George Will has a fine column in today’s Washington Post making (explicitly and implicitly) what I consider to be the four of the most trenchant free-market arguments against the rescue plan. They are: (1) the bailouts the federal government has already tried (from Bear Stearns onward) in this situation haven’t averted the current crisis, (2) as a matter of constitutional law, the bailout plan proposed by Secretary Paulson gives the Executive too much discretion, (3) as a practical matter, the Treasury Department could not make all the many, many decisions of the bailout plan with anything like the efficiency we expect from our decentralized, free-market credit system, and (4) a more general objection that the plan would, at least temporarily, greatly expand government control over the “commanding heights” in our economy (our credit markets), a quasi-socialist move.
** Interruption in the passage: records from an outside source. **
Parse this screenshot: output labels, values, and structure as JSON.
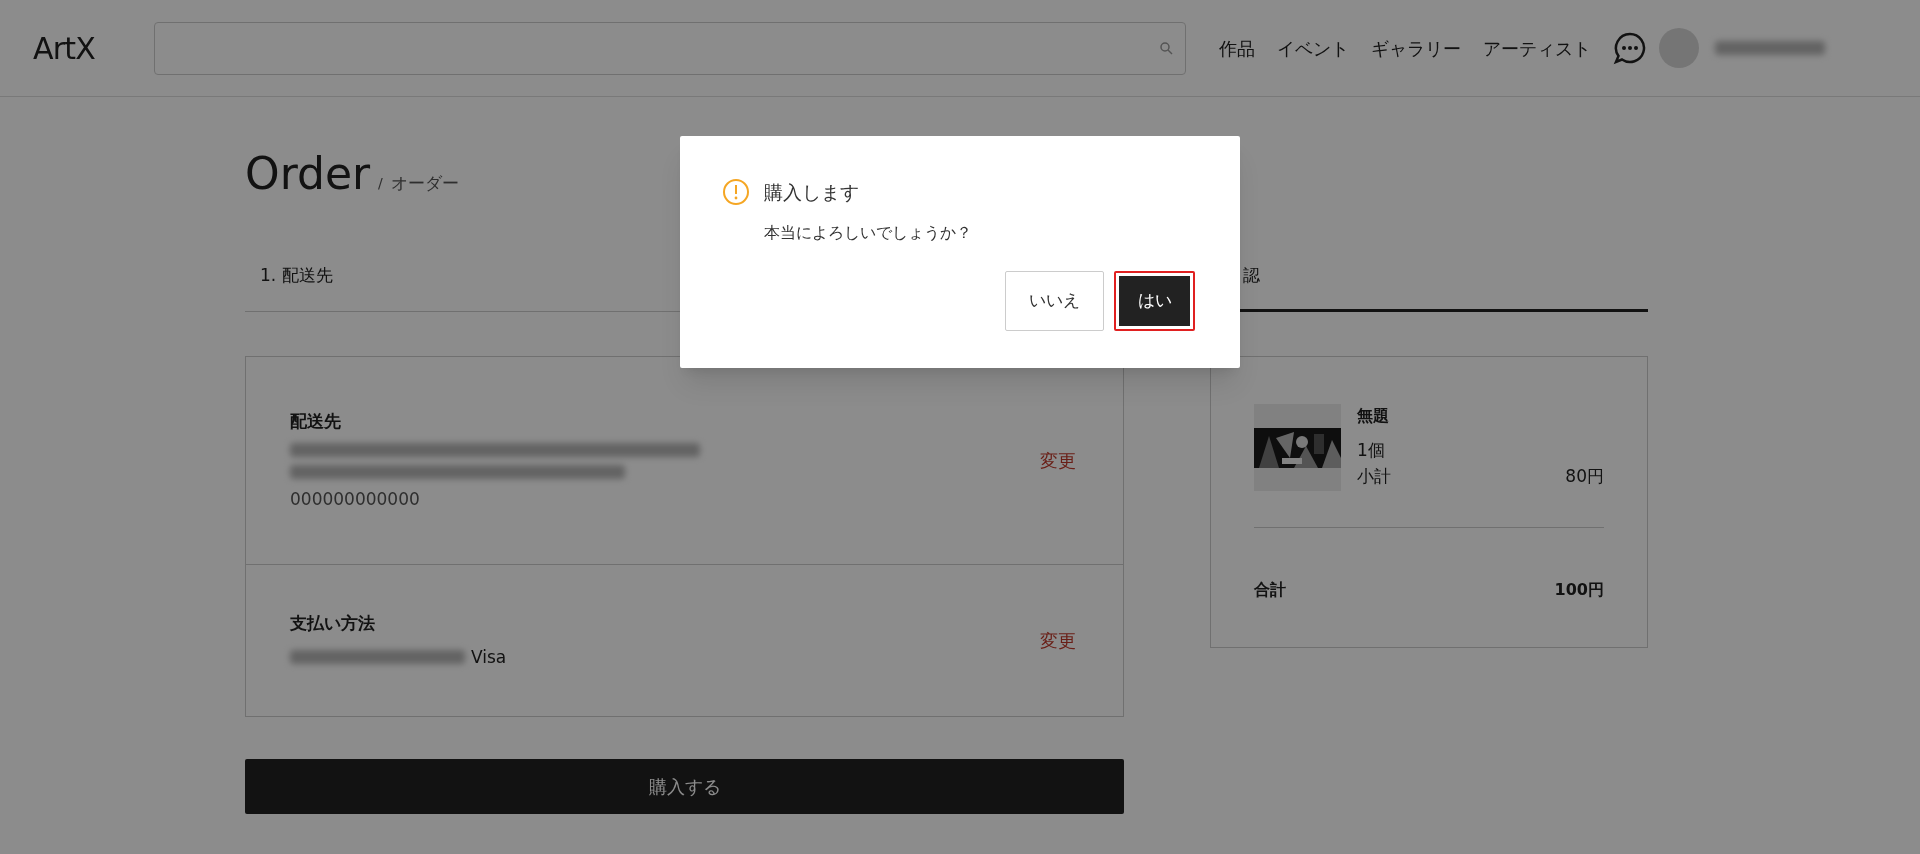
{
  "header": {
    "logo": "ArtX",
    "nav": [
      "作品",
      "イベント",
      "ギャラリー",
      "アーティスト"
    ]
  },
  "page": {
    "title": "Order",
    "separator": "/",
    "subtitle": "オーダー"
  },
  "tabs": [
    {
      "label": "1. 配送先",
      "selected": false
    },
    {
      "label": "認",
      "selected": true
    }
  ],
  "shipping": {
    "heading": "配送先",
    "phone": "000000000000",
    "change": "変更"
  },
  "payment": {
    "heading": "支払い方法",
    "card_brand": "Visa",
    "change": "変更"
  },
  "order_item": {
    "title": "無題",
    "quantity": "1個",
    "subtotal_label": "小計",
    "subtotal": "80円"
  },
  "total": {
    "label": "合計",
    "value": "100円"
  },
  "buy_button": "購入する",
  "dialog": {
    "title": "購入します",
    "message": "本当によろしいでしょうか？",
    "buttons": [
      {
        "label": "いいえ",
        "kind": "secondary",
        "focused": false
      },
      {
        "label": "はい",
        "kind": "primary",
        "focused": true
      }
    ]
  }
}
All these objections have considerable merit.
Though the bailouts the federal government has committed to so far may well (as Secretary Paulson claimed yesterday) have staved off a real financial collapse up to this point, they haven’t prevented the current crisis. On the legally of the proposed plan, under Supreme Court precedent as it currently stands the Treasury’s bailout plan is probably on pretty solid ground; the non-delegation doctrine (which prohibits Congress from just giving the Executive completely unfettered discretion over a subject) still has some bite, but not much. However, were it tested by the “true meaning” of the Constitution, with a narrower reading of Congress’s delegation abilities, I agree that the Treasury's plan might well not pass muster. Furthermore, though Secretary Paulson and those experts charged with deciding which securities get purchased and at what price are undoubtedly financial wizards, centralized governmental decision-making is by nature considerably less efficient than markets in allocating economic resources. Finally, a $700 billion plan to enlarge (even temporarily) the federal government’s role in markets that hold a vital place in the American capitalist scheme should always raise very important economic and philosophical questions about the role of government. All in all, the Treasury's bailout proposal is a bad option indeed.
But with all that said, Congress should still pass it. The only realistic alternative to doing so is doing nothing (or passing a plan that is so limited in scope that it amounts to nothing). If it becomes clear that there won’t be a bailout, the credit markets could move from a state of fragility to a state of collapse. If that happens, we’re not just talking about a recession, at least not of the kind America has experienced in the modern economic age. We’re talking about a quasi-depression. And, aside from the short-term human trauma that would cause, measures that federal and state governments would impose to deal with the downturn would likely dwarf the intrusiveness and the expense of the current bailout proposal.
Situations where one must choose between two bad choices are never desirable, but actually making the choice is often simple: you choose the least-worst alternative and deal with the consequences as best you can. Congress must now do the same.
Update: Changed the title to make it more reflective of the content of the post.